Buffalo is tackling the topic of democracy this weekend at the annual Buffalo Humanities Festival, with a wide range of speakers, events and discussion opportunities. The festival has a new theme each year, and it has covered topics like migration, the environment, gender and more over the years. During the weekend of Sept. 19-21, it will discuss questions about the democratic crisis and how we can use history to reimagine a democratic future.
Dr. Jennifer Desiderio, English professor at Canisius College and a Steering Committee member of the Buffalo Humanities Festival, helps plan and organize the festival and has done so for the past four years.

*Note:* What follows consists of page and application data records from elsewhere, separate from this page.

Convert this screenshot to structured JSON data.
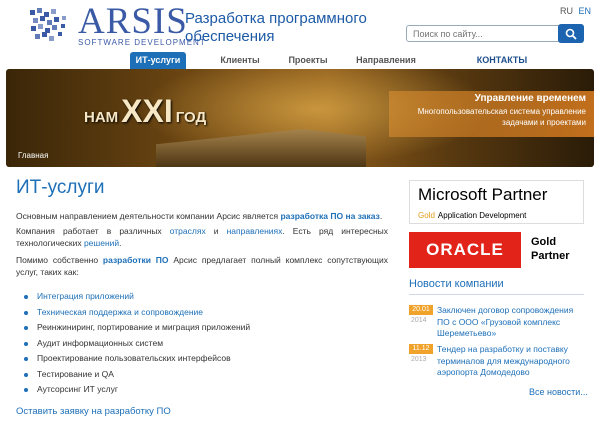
{
  "header": {
    "logo_text": "ARSIS",
    "logo_sub": "SOFTWARE DEVELOPMENT",
    "tagline": "Разработка программного обеспечения",
    "lang_ru": "RU",
    "lang_en": "EN",
    "search_placeholder": "Поиск по сайту..."
  },
  "nav": {
    "items": [
      "ИТ-услуги",
      "Клиенты",
      "Проекты",
      "Направления",
      "КОНТАКТЫ"
    ]
  },
  "banner": {
    "headline_a": "НАМ",
    "headline_b": "XXI",
    "headline_c": "ГОД",
    "promo_title": "Управление временем",
    "promo_desc": "Многопользовательская система управление задачами и проектами",
    "breadcrumb": "Главная"
  },
  "main": {
    "title": "ИТ-услуги",
    "p1_text": "Основным направлением деятельности компании Арсис является ",
    "p1_link": "разработка ПО на заказ",
    "p1_end": ".",
    "p2_text": "Компания работает в различных ",
    "p2_link1": "отраслях",
    "p2_mid": " и ",
    "p2_link2": "направлениях",
    "p2_text2": ". Есть ряд интересных технологических ",
    "p2_link3": "решений",
    "p2_end": ".",
    "p3_text": "Помимо собственно ",
    "p3_link": "разработки ПО",
    "p3_text2": " Арсис предлагает полный комплекс сопутствующих услуг, таких как:",
    "services": [
      "Интеграция приложений",
      "Техническая поддержка и сопровождение",
      "Реинжиниринг, портирование и миграция приложений",
      "Аудит информационных систем",
      "Проектирование пользовательских интерфейсов",
      "Тестирование и QA",
      "Аутсорсинг ИТ услуг"
    ],
    "order_link": "Оставить заявку на разработку ПО"
  },
  "sidebar": {
    "ms_name": "Microsoft Partner",
    "ms_gold": "Gold",
    "ms_sub": "Application Development",
    "oracle": "ORACLE",
    "oracle_gold": "Gold",
    "oracle_partner": "Partner",
    "news_title": "Новости компании",
    "news": [
      {
        "date": "20.01",
        "year": "2014",
        "text": "Заключен договор сопровождения ПО с ООО «Грузовой комплекс Шереметьево»"
      },
      {
        "date": "11.12",
        "year": "2013",
        "text": "Тендер на разработку и поставку терминалов для международного аэропорта Домодедово"
      }
    ],
    "all_news": "Все новости..."
  },
  "colors": {
    "accent": "#1d6fb8",
    "news_date": "#f0a22b",
    "oracle_red": "#e2231a"
  }
}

Along with the rest of the Steering Committee, she helps bring in a diverse range of speakers who have a connection to the theme.
This year, the committee has compiled a schedule of activists, authors, and community leaders, as well as educators from local institutions including Canisius College, Humanities New York, Niagara University, SUNY Buffalo State, and the University at Buffalo. On Friday, Sept. 20, the spotlight speaker Matt Taibbi will be presenting on democracy and the media. Taibbi is a Rolling Stone journalist, New York Times bestselling author, and the co-founder of the Buffalo-based alternative biweekly newspaper The Beast.
“It’s an opportunity for the local colleges to invite people into the classroom experience and hear a lecture on something they might be interested in. It’s a nice opportunity to try to open up the doors of higher education to the community,” Dr. Desiderio commented.
Dr. Desiderio will also be presenting on Saturday, Sept. 21 on Walt Whitman, the poet of democracy. Coincidentally, this year is the 200th anniversary of Whitman’s birth.
“Most people, if they love an American poet, it’s usually Walt Whitman,” Dr. Desiderio said, “so I thought it would be a good chance to talk about him and his affinity for democracy.”
In addition to creating awareness about the humanities, it also builds a community between the departments of different universities and colleges.
“As a humanities professor in the English department, this is such a nice event to celebrate the creativity and the energy of these disciplines and what they have to offer,” Dr. Desiderio said. “They give us a wonderful lens to look at different themes, and so it’s that lens of human experience. I think often times, especially in the STEM world, it’s often gets overlooked or ignored, so it’s a nice reminder of that.”
Dr. Desiderio would like to encourage everyone to purchase a ticket through their website or their Facebook page. Especially considering the current political climate, it is more important than ever to participate in events that cultivate conversations of new ideas and different perspectives.
“It’s a great way to spend a Saturday afternoon,” Dr. Desiderio said.
Lead image: Photo credit – Chuck Alaimo